Feeling cool using Kinect to control your avatar in Xbox games? Perhaps you’d be more excited controlling actual, physical things with your movements, rather than a virtual representation.
Feeling cool using Kinect to control your avatar in Xbox games? Perhaps you’d be more excited controlling actual, physical things with your movements, rather than a virtual representation.“Kinect is a motion sensing input device by Microsoft for the Xbox 360 video game console and Windows PCs”1. With the Kinect, technology just gives another reason for the world to keep on believing, dreaming and achieving. Really enjoyed operating an AR.Drone quadrocopter with your iPhone or iPad? How cool is that if your can control it with your body movement captured with Kinect?
You must be wondering how it is implemented and make your own.
With the Kinect SDK(software development kit), we are able to take the advantage of:
- Depth data, which provides the distance of an object from the Kinect camera, as well as the raw audio and image data, which together open up opportunities for creating richer natural user interface experiences.
- Highly performance and robust skeletal tracking capabilities for determining the body positions of one or two persons moving within the Kinect field of view.
First, let’s take a look at the controlling process from a high level architecture.

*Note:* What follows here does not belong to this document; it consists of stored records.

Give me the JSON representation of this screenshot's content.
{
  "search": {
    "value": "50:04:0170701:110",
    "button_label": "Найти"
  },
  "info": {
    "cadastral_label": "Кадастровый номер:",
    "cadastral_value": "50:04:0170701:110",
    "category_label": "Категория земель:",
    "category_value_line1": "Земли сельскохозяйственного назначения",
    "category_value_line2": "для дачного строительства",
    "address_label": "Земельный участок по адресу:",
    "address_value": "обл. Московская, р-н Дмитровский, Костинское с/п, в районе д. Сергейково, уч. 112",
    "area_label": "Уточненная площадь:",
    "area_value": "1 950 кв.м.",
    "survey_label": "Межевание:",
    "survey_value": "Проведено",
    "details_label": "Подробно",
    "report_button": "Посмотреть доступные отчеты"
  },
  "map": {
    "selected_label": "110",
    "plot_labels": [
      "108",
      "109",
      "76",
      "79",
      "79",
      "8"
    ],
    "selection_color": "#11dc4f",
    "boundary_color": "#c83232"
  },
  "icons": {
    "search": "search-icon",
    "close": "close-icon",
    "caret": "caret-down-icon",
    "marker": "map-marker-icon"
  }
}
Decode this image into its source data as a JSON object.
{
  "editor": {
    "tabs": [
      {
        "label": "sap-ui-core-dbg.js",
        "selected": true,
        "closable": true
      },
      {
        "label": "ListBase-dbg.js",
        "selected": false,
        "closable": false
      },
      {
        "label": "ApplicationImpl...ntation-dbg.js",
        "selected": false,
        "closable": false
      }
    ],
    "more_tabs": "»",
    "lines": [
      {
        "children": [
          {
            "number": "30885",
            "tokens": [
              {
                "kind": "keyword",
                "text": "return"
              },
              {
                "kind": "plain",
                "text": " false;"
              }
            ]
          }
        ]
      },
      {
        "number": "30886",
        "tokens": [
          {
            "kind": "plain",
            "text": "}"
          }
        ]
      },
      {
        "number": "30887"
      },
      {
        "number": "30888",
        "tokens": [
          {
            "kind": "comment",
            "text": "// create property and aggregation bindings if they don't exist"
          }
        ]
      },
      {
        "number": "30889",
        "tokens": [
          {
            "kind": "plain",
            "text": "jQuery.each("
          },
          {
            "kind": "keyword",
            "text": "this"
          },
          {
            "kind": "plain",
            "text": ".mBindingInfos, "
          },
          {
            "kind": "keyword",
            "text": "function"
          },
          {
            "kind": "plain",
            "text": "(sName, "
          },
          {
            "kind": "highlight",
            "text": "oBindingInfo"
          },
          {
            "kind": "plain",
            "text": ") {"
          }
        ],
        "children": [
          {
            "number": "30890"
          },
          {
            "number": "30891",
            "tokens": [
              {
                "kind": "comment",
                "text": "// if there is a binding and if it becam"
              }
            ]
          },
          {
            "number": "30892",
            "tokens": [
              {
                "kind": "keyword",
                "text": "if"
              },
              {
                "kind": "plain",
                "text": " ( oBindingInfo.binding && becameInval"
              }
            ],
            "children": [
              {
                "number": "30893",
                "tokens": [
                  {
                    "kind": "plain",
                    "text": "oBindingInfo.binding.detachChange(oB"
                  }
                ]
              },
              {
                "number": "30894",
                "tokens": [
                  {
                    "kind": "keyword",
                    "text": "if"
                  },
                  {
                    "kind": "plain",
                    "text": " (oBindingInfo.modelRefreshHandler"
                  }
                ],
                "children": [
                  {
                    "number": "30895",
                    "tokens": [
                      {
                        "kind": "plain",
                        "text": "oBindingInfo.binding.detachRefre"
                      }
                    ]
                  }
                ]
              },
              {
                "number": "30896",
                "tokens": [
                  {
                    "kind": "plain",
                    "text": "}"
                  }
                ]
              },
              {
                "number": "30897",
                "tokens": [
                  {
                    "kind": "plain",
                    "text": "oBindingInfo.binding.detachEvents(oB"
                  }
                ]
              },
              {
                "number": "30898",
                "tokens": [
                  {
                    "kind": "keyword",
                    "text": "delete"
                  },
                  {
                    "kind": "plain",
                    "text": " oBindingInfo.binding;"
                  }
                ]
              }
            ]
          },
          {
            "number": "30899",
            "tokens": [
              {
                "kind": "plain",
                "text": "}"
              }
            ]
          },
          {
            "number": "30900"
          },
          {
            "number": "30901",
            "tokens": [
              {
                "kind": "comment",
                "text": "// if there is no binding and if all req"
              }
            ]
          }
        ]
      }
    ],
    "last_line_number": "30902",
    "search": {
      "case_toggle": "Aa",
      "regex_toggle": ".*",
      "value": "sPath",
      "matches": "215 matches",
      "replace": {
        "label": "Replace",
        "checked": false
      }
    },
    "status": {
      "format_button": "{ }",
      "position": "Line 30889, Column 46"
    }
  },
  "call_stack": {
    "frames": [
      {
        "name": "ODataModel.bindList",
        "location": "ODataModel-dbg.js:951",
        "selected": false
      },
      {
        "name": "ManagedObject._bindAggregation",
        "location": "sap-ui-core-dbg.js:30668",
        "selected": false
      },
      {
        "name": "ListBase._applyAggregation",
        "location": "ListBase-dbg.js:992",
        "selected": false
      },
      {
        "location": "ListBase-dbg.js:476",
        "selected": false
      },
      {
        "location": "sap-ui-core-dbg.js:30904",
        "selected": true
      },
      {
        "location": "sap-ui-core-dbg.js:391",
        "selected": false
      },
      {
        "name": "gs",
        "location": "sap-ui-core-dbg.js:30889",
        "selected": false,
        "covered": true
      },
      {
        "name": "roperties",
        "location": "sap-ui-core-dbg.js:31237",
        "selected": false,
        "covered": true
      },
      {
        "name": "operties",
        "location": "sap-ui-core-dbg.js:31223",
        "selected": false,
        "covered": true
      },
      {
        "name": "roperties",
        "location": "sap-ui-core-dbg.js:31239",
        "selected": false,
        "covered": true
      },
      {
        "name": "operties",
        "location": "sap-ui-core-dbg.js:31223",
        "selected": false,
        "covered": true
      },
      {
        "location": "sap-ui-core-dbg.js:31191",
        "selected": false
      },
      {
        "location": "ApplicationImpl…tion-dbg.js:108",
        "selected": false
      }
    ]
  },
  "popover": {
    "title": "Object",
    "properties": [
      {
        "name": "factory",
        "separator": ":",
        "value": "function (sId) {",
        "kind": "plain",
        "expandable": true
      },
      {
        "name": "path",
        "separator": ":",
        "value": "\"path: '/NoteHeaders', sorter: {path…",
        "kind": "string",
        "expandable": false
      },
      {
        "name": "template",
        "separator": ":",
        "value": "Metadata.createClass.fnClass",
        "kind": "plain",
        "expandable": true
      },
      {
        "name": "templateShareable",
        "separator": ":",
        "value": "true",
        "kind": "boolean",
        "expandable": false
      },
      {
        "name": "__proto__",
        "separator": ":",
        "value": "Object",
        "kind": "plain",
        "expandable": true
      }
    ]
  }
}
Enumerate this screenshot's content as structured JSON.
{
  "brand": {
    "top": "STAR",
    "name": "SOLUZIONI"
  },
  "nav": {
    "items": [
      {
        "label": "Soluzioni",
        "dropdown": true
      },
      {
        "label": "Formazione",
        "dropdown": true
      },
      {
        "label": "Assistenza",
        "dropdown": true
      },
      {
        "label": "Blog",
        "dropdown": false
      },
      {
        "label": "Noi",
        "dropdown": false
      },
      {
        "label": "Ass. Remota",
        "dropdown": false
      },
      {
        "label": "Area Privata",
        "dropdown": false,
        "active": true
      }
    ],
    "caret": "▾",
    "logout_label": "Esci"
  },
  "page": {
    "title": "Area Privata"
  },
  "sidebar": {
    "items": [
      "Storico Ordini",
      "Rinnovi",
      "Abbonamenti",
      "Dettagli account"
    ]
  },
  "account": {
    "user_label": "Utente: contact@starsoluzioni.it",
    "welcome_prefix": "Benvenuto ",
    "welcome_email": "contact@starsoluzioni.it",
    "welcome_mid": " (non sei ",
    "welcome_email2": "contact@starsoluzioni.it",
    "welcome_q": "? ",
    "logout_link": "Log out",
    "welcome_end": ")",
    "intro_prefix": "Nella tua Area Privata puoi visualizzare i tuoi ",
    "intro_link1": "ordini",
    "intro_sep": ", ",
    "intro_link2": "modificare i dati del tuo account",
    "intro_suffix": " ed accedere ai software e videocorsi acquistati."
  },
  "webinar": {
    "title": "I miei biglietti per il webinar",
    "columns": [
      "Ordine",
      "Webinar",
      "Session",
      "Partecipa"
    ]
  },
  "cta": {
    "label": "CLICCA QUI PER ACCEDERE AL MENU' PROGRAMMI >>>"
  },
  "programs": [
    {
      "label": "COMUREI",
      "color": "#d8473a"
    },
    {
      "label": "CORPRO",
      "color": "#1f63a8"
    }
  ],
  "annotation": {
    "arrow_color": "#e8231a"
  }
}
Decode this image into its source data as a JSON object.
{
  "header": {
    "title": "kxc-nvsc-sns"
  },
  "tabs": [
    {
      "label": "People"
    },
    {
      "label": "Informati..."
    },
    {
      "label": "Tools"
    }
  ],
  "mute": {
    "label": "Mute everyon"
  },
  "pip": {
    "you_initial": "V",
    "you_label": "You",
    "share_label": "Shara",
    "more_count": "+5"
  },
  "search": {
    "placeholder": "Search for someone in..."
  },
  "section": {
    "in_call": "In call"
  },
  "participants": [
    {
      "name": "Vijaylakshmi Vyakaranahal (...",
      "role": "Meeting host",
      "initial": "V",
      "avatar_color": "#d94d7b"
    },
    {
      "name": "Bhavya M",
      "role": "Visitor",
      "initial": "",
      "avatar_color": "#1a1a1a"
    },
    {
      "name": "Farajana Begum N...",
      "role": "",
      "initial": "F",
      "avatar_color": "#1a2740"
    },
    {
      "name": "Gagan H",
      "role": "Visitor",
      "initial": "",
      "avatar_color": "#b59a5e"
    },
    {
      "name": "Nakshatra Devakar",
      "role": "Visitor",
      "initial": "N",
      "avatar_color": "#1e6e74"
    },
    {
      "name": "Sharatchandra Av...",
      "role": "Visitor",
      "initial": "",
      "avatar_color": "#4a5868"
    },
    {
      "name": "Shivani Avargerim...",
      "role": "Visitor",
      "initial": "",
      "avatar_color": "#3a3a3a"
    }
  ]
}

The center (brain) of this architecture is the controller software, developed with Microsoft Kinect SDK, sitting in the OS on the laptop. The controller software plays the following roles:
- It communicates with the AR. Drone over Wi-Fi
- It reads and analyzes human motion data get from the Microsoft Kinect connected with a USB cable
The Kinect motion sensors detect user movements and send data to the controller application. Whereas, AR. Drone receives commands from the controller and carries out the requested actions.
When it comes to implementing the controller software, we only need to worry about the user space programming with well-defined Drone DLL library functions and Kinect SDK. The library/SDK functions will respectively call the AR.Drone kernel level system calls and Kinect driver functions for you. (AR.Drone kernel level system calls that are functions directly communicating with the hardware, namely the AR.Drone. Kinect driver is also a kernel level system call library that communicates with Kinect directly, but with a fancy name.)
Graphic User Interface (GUI) is the view of the software, which the users see and control Kinect with. The software is programmed in C# with Visual Studio. Our software utilizes the handy functions provided by Kinect SDK and Drone DLL. Those functions then will call Kinect or AR.Drone kernel functions to get motion information from Kinect or send commands to AR.Drone.
The data flow can be simplified and abstracted as the following flow chart. Imagine a scenario that one moves his right hand towards left to make the quadrocopter go left, and then the quadrocopter does a flip in the air by raising his left hand. The quadrocopter keeps recording video with its front camera all this time and send it back to the controller software in real time. In this set of actions, the Kinect sensors keep sending depth and skeleton data to the controller for analysis all the time. The controller keeps analyzing changes of received depth and skeleton data over time. When it recognizes a right-hand-moving-left gesture, it signals the AR.Drone through Wi-Fi to fly towards left. Later on, the controller recognizes that the user raised his left hand, and signals the quadrocopter to do a flip. During these processes, the camera keeps recording and sending data stream back to the controller in real time. The controller then decrypts the stream as video, and plays it on GUI (User Graphic Interface), which is the view and interface of our application.
References & Additional Readings
- Kinect, Wikipedia, http://en.wikipedia.org/wiki/Kinect
Video 1. This video demo is the result of a ETH Zurich Bachelor Thesis by Armin Ambuhl, surpervised by Sergei Lupashin and Raffaello D’Andrea
Video 2. Video by Mark Muller, Sergei Lupashin and Raffaello D’Andrea